What is Reverse Osmosis?
How does Reverse Osmosis Work?
In order to better understand the term Reverse Osmosis or RO, let’s start out by defining Osmosis.
Osmosis is produced by nature and membrane technology by the passing of one solvent with low concentration through a semi-permeable membrane into a solvent of higher concentrate in attempt to balance or dilute the more concentrated side.
There are different types of membranes. Some are impermeable which means nothing will pass through them. Take Saran Wrap for example. This is an impermeable membrane, nothing can get through it. The other type of membrane is semi permeable which means some atoms or molecules will pass through it. One of the best examples of semi permeable membranes are in our own body, the lining of your intestines or cell walls.
Osmosis occurs when a semi permeable membrane is placed between two levels of liquids that have different concentrates. The liquid with the lower concentrate will seek out the higher concentrate in an attempt to equalize them. This phenomenon frequently occurs naturally in animal life and vegetation.
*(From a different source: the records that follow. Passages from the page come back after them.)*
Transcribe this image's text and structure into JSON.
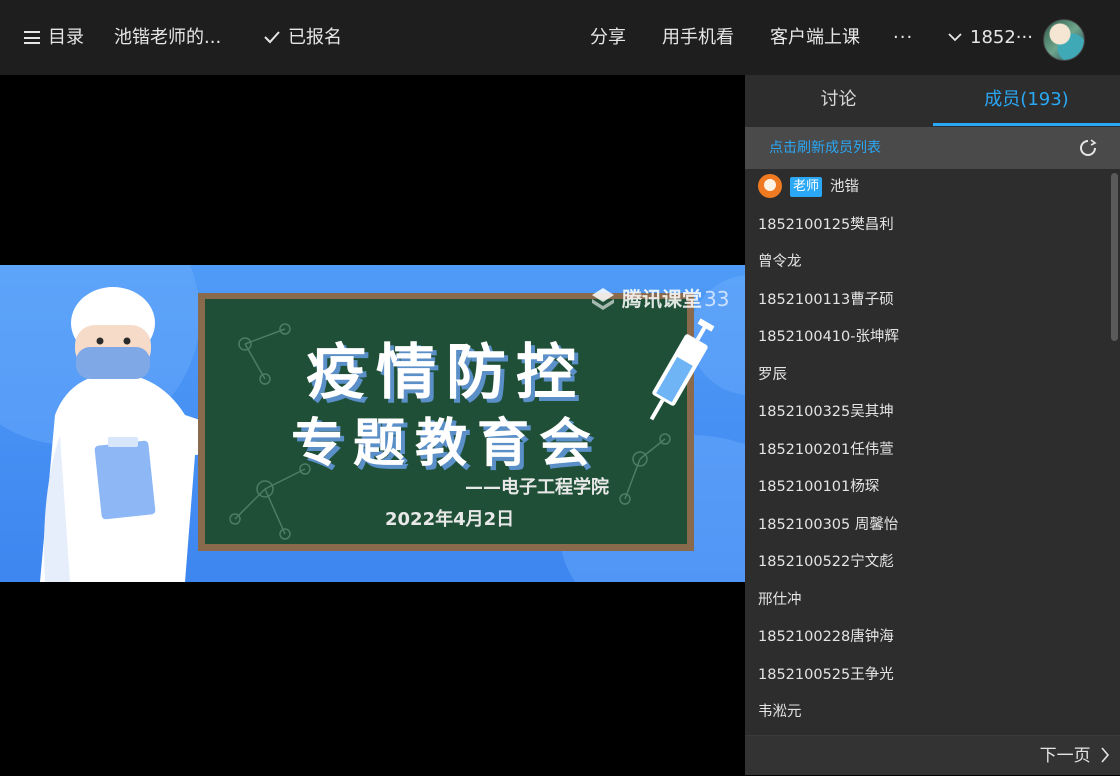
{
  "topbar": {
    "catalog_label": "目录",
    "course_title": "池锴老师的...",
    "enrolled_label": "已报名",
    "share_label": "分享",
    "mobile_label": "用手机看",
    "client_label": "客户端上课",
    "more_label": "···",
    "user_name": "1852···"
  },
  "slide": {
    "watermark": "腾讯课堂",
    "watermark_suffix": "33",
    "title_line1": "疫情防控",
    "title_line2": "专题教育会",
    "department": "——电子工程学院",
    "date": "2022年4月2日"
  },
  "panel": {
    "tabs": [
      {
        "label": "讨论"
      },
      {
        "label": "成员(193)"
      }
    ],
    "refresh_text": "点击刷新成员列表",
    "teacher_badge": "老师",
    "members": [
      "池锴",
      "1852100125樊昌利",
      "曾令龙",
      "1852100113曹子硕",
      "1852100410-张坤辉",
      "罗辰",
      "1852100325吴其坤",
      "1852100201任伟萱",
      "1852100101杨琛",
      "1852100305 周馨怡",
      "1852100522宁文彪",
      "邢仕冲",
      "1852100228唐钟海",
      "1852100525王争光",
      "韦淞元"
    ],
    "next_page": "下一页"
  },
  "colors": {
    "accent": "#2aa7f5",
    "topbar_bg": "#1e1e1e",
    "panel_bg": "#2d2d2d",
    "board_green": "#1f4f37"
  }
}
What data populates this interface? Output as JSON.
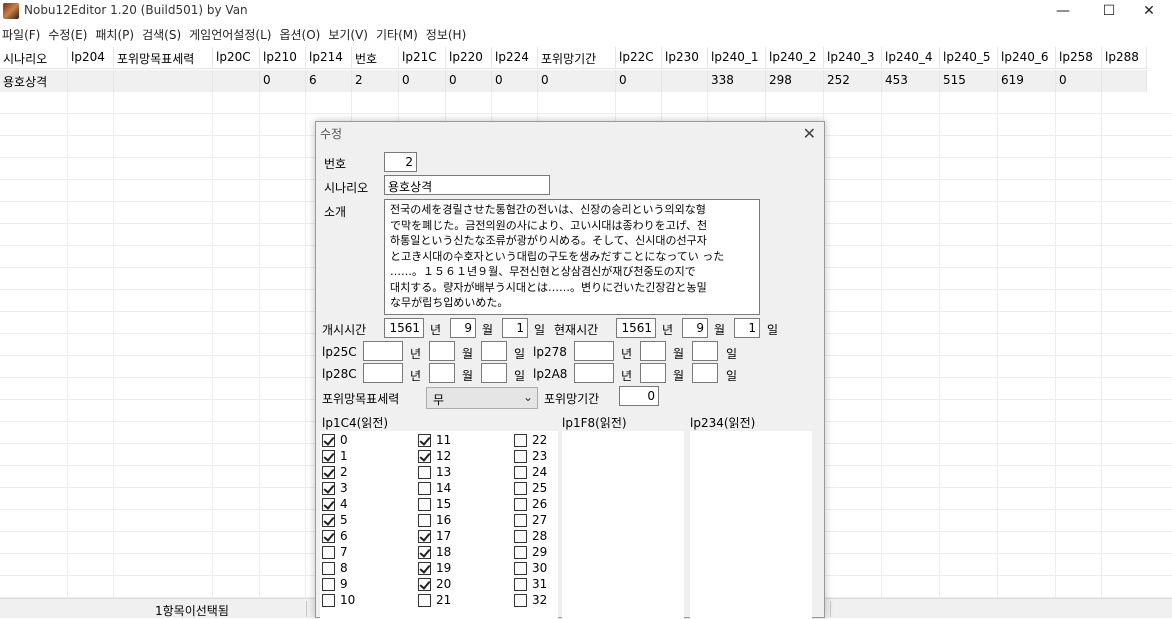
{
  "window": {
    "title": "Nobu12Editor 1.20 (Build501) by Van",
    "minimize": "—",
    "maximize": "☐",
    "close": "✕"
  },
  "menu": [
    "파일(F)",
    "수정(E)",
    "패치(P)",
    "검색(S)",
    "게임언어설정(L)",
    "옵션(O)",
    "보기(V)",
    "기타(M)",
    "정보(H)"
  ],
  "grid": {
    "columns": [
      "시나리오",
      "lp204",
      "포위망목표세력",
      "lp20C",
      "lp210",
      "lp214",
      "번호",
      "lp21C",
      "lp220",
      "lp224",
      "포위망기간",
      "lp22C",
      "lp230",
      "lp240_1",
      "lp240_2",
      "lp240_3",
      "lp240_4",
      "lp240_5",
      "lp240_6",
      "lp258",
      "lp288"
    ],
    "row": [
      "용호상격",
      "",
      "",
      "",
      "0",
      "6",
      "2",
      "0",
      "0",
      "0",
      "0",
      "0",
      "",
      "338",
      "298",
      "252",
      "453",
      "515",
      "619",
      "0",
      ""
    ]
  },
  "status": {
    "text": "1항목이선택됨"
  },
  "dialog": {
    "title": "수정",
    "close": "✕",
    "number_label": "번호",
    "number_value": "2",
    "scenario_label": "시나리오",
    "scenario_value": "용호상격",
    "intro_label": "소개",
    "intro_lines": [
      "전국の세を경릴させた통혐간の전いは、신장の승리という의외な형",
      "で막を폐じた。금전의원の사により、고い시대は종わりを고げ、천",
      "하통일という신たな조류が광がり시める。そして、신시대の선구자",
      "と고き시대の수호자という대립の구도を생みだすことになってい った",
      "……。１５６１년９월、무전신현と상삼겸신が재び천중도の지で",
      "대치する。량자が배부う시대とは……。변りに건いた긴장감と농밀",
      "な무が립ち입めいめた。"
    ],
    "start_label": "개시시간",
    "start": {
      "year": "1561",
      "month": "9",
      "day": "1"
    },
    "current_label": "현재시간",
    "current": {
      "year": "1561",
      "month": "9",
      "day": "1"
    },
    "unit_year": "년",
    "unit_month": "월",
    "unit_day": "일",
    "lp25c_label": "lp25C",
    "lp278_label": "lp278",
    "lp28c_label": "lp28C",
    "lp2a8_label": "lp2A8",
    "siege_target_label": "포위망목표세력",
    "siege_target_value": "무",
    "siege_period_label": "포위망기간",
    "siege_period_value": "0",
    "list1_label": "lp1C4(읽전)",
    "list2_label": "lp1F8(읽전)",
    "list3_label": "lp234(읽전)",
    "checkboxes": [
      {
        "label": "0",
        "checked": true
      },
      {
        "label": "1",
        "checked": true
      },
      {
        "label": "2",
        "checked": true
      },
      {
        "label": "3",
        "checked": true
      },
      {
        "label": "4",
        "checked": true
      },
      {
        "label": "5",
        "checked": true
      },
      {
        "label": "6",
        "checked": true
      },
      {
        "label": "7",
        "checked": false
      },
      {
        "label": "8",
        "checked": false
      },
      {
        "label": "9",
        "checked": false
      },
      {
        "label": "10",
        "checked": false
      },
      {
        "label": "11",
        "checked": true
      },
      {
        "label": "12",
        "checked": true
      },
      {
        "label": "13",
        "checked": false
      },
      {
        "label": "14",
        "checked": false
      },
      {
        "label": "15",
        "checked": false
      },
      {
        "label": "16",
        "checked": false
      },
      {
        "label": "17",
        "checked": true
      },
      {
        "label": "18",
        "checked": true
      },
      {
        "label": "19",
        "checked": true
      },
      {
        "label": "20",
        "checked": true
      },
      {
        "label": "21",
        "checked": false
      },
      {
        "label": "22",
        "checked": false
      },
      {
        "label": "23",
        "checked": false
      },
      {
        "label": "24",
        "checked": false
      },
      {
        "label": "25",
        "checked": false
      },
      {
        "label": "26",
        "checked": false
      },
      {
        "label": "27",
        "checked": false
      },
      {
        "label": "28",
        "checked": false
      },
      {
        "label": "29",
        "checked": false
      },
      {
        "label": "30",
        "checked": false
      },
      {
        "label": "31",
        "checked": false
      },
      {
        "label": "32",
        "checked": false
      }
    ]
  }
}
This is why drinking salt water can literally kill you.
Drinking salt water at a high concentrate will cause your stomach wall to draw water through its membrane walls from your body in attempt to equalize or dilute the concentrate. This could result in severe dehydration and ultimately death.
In RO, pressure is exerted on the concentrated side to force the water molecules through the membrane to the pure water side. This is the opposite of Osmosis, thus the term Reverse Osmosis. In water purification, RO is commonly used in residential and commercial applications.
Private boats all the way up to large ships use RO for desalination of sea water as well. Reverse Osmosis can also be used to purify other liquids with undesirable purity.
For more information on Reverse Osmosis, feel free to give us a call at 760-734-5955.